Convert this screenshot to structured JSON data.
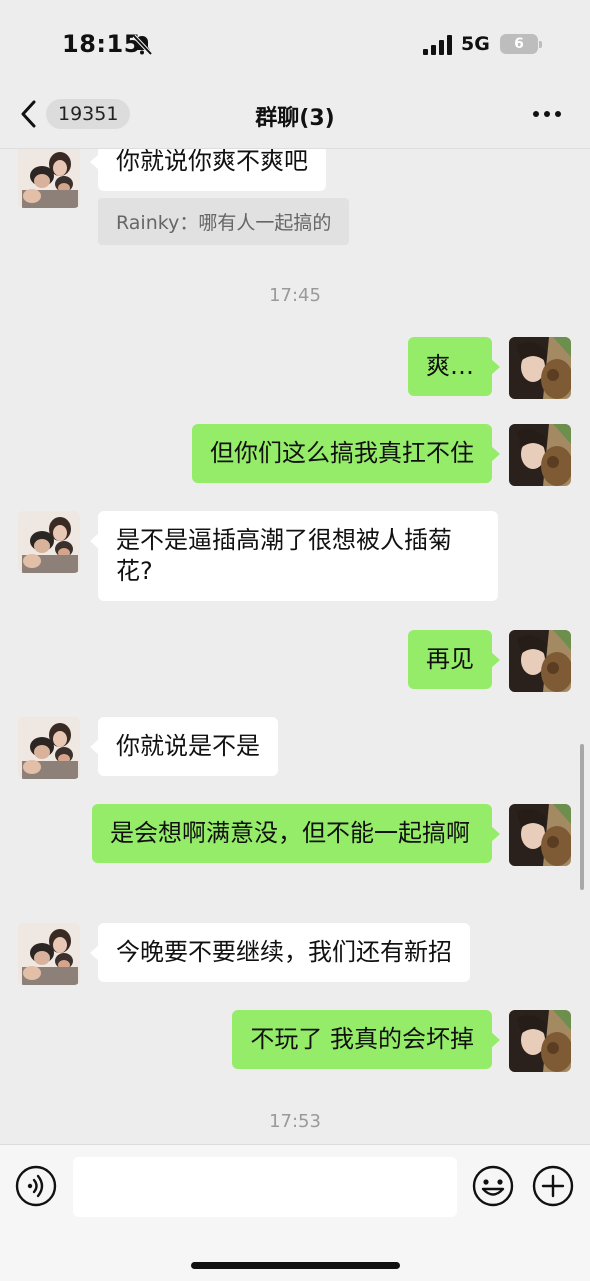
{
  "status_bar": {
    "time": "18:15",
    "network": "5G",
    "battery": "6"
  },
  "nav": {
    "unread_count": "19351",
    "title": "群聊(3)"
  },
  "messages": [
    {
      "side": "in",
      "text": "你就说你爽不爽吧"
    },
    {
      "side": "quote",
      "text": "Rainky：哪有人一起搞的"
    },
    {
      "side": "time",
      "text": "17:45"
    },
    {
      "side": "out",
      "text": "爽…"
    },
    {
      "side": "out",
      "text": "但你们这么搞我真扛不住"
    },
    {
      "side": "in",
      "text": "是不是逼插高潮了很想被人插菊花?"
    },
    {
      "side": "out",
      "text": "再见"
    },
    {
      "side": "in",
      "text": "你就说是不是"
    },
    {
      "side": "out",
      "text": "是会想啊满意没，但不能一起搞啊"
    },
    {
      "side": "in",
      "text": "今晚要不要继续，我们还有新招"
    },
    {
      "side": "out",
      "text": "不玩了 我真的会坏掉"
    },
    {
      "side": "time",
      "text": "17:53"
    }
  ],
  "input": {
    "value": "",
    "placeholder": ""
  },
  "icons": {
    "back": "chevron-left-icon",
    "more": "more-dots-icon",
    "mute": "bell-slash-icon",
    "voice": "voice-icon",
    "emoji": "emoji-icon",
    "plus": "plus-icon"
  },
  "colors": {
    "background": "#ededed",
    "bubble_out": "#95ec69",
    "bubble_in": "#ffffff"
  }
}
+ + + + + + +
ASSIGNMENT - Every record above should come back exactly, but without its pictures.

FINISHED EXERCISE -
Convert this screenshot to structured JSON data.
{
  "status_bar": {
    "time": "18:15",
    "network": "5G",
    "battery": "6"
  },
  "nav": {
    "unread_count": "19351",
    "title": "群聊(3)"
  },
  "messages": [
    {
      "side": "in",
      "text": "你就说你爽不爽吧"
    },
    {
      "side": "quote",
      "text": "Rainky：哪有人一起搞的"
    },
    {
      "side": "time",
      "text": "17:45"
    },
    {
      "side": "out",
      "text": "爽…"
    },
    {
      "side": "out",
      "text": "但你们这么搞我真扛不住"
    },
    {
      "side": "in",
      "text": "是不是逼插高潮了很想被人插菊花?"
    },
    {
      "side": "out",
      "text": "再见"
    },
    {
      "side": "in",
      "text": "你就说是不是"
    },
    {
      "side": "out",
      "text": "是会想啊满意没，但不能一起搞啊"
    },
    {
      "side": "in",
      "text": "今晚要不要继续，我们还有新招"
    },
    {
      "side": "out",
      "text": "不玩了 我真的会坏掉"
    },
    {
      "side": "time",
      "text": "17:53"
    }
  ],
  "input": {
    "value": "",
    "placeholder": ""
  },
  "icons": {
    "back": "chevron-left-icon",
    "more": "more-dots-icon",
    "mute": "bell-slash-icon",
    "voice": "voice-icon",
    "emoji": "emoji-icon",
    "plus": "plus-icon"
  },
  "colors": {
    "background": "#ededed",
    "bubble_out": "#95ec69",
    "bubble_in": "#ffffff"
  }
}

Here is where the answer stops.